• WORK TO COMPLETE:
Each line of the material below should be retyped precisely as it appears.

--- START ---

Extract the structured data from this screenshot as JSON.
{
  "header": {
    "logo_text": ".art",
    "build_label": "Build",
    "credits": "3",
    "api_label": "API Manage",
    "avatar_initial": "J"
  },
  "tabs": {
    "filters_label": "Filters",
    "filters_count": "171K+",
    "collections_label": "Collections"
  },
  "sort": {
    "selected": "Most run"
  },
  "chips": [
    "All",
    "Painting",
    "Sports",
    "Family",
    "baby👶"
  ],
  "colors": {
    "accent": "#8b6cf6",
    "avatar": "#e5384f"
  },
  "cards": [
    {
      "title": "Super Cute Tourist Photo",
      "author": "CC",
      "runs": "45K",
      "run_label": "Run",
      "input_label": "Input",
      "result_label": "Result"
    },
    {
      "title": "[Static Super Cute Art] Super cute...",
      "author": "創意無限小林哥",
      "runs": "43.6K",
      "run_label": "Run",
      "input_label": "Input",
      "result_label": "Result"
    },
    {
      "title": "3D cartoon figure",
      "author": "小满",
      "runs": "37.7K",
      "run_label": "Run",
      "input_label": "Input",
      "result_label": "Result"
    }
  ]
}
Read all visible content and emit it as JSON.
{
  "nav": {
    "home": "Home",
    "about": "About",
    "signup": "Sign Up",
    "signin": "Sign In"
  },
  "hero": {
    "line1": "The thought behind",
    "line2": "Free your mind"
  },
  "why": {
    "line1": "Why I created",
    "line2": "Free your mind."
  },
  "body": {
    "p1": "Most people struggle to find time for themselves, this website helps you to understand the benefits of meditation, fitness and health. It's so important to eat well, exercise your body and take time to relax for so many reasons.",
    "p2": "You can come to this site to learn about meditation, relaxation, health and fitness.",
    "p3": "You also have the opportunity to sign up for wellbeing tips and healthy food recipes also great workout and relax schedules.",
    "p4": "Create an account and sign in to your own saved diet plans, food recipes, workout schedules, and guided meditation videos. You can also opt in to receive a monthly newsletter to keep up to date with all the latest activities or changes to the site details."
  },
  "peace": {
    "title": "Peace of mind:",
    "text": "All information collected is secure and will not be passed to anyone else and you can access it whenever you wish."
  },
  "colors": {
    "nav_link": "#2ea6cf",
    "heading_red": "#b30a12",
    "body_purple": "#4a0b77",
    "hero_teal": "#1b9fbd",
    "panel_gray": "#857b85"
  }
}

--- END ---

• RESULT OF THE TASK:
Extract the structured data from this screenshot as JSON.
{
  "header": {
    "logo_text": ".art",
    "build_label": "Build",
    "credits": "3",
    "api_label": "API Manage",
    "avatar_initial": "J"
  },
  "tabs": {
    "filters_label": "Filters",
    "filters_count": "171K+",
    "collections_label": "Collections"
  },
  "sort": {
    "selected": "Most run"
  },
  "chips": [
    "All",
    "Painting",
    "Sports",
    "Family",
    "baby👶"
  ],
  "colors": {
    "accent": "#8b6cf6",
    "avatar": "#e5384f"
  },
  "cards": [
    {
      "title": "Super Cute Tourist Photo",
      "author": "CC",
      "runs": "45K",
      "run_label": "Run",
      "input_label": "Input",
      "result_label": "Result"
    },
    {
      "title": "[Static Super Cute Art] Super cute...",
      "author": "創意無限小林哥",
      "runs": "43.6K",
      "run_label": "Run",
      "input_label": "Input",
      "result_label": "Result"
    },
    {
      "title": "3D cartoon figure",
      "author": "小满",
      "runs": "37.7K",
      "run_label": "Run",
      "input_label": "Input",
      "result_label": "Result"
    }
  ]
}
Read all visible content and emit it as JSON.
{
  "nav": {
    "home": "Home",
    "about": "About",
    "signup": "Sign Up",
    "signin": "Sign In"
  },
  "hero": {
    "line1": "The thought behind",
    "line2": "Free your mind"
  },
  "why": {
    "line1": "Why I created",
    "line2": "Free your mind."
  },
  "body": {
    "p1": "Most people struggle to find time for themselves, this website helps you to understand the benefits of meditation, fitness and health. It's so important to eat well, exercise your body and take time to relax for so many reasons.",
    "p2": "You can come to this site to learn about meditation, relaxation, health and fitness.",
    "p3": "You also have the opportunity to sign up for wellbeing tips and healthy food recipes also great workout and relax schedules.",
    "p4": "Create an account and sign in to your own saved diet plans, food recipes, workout schedules, and guided meditation videos. You can also opt in to receive a monthly newsletter to keep up to date with all the latest activities or changes to the site details."
  },
  "peace": {
    "title": "Peace of mind:",
    "text": "All information collected is secure and will not be passed to anyone else and you can access it whenever you wish."
  },
  "colors": {
    "nav_link": "#2ea6cf",
    "heading_red": "#b30a12",
    "body_purple": "#4a0b77",
    "hero_teal": "#1b9fbd",
    "panel_gray": "#857b85"
  }
}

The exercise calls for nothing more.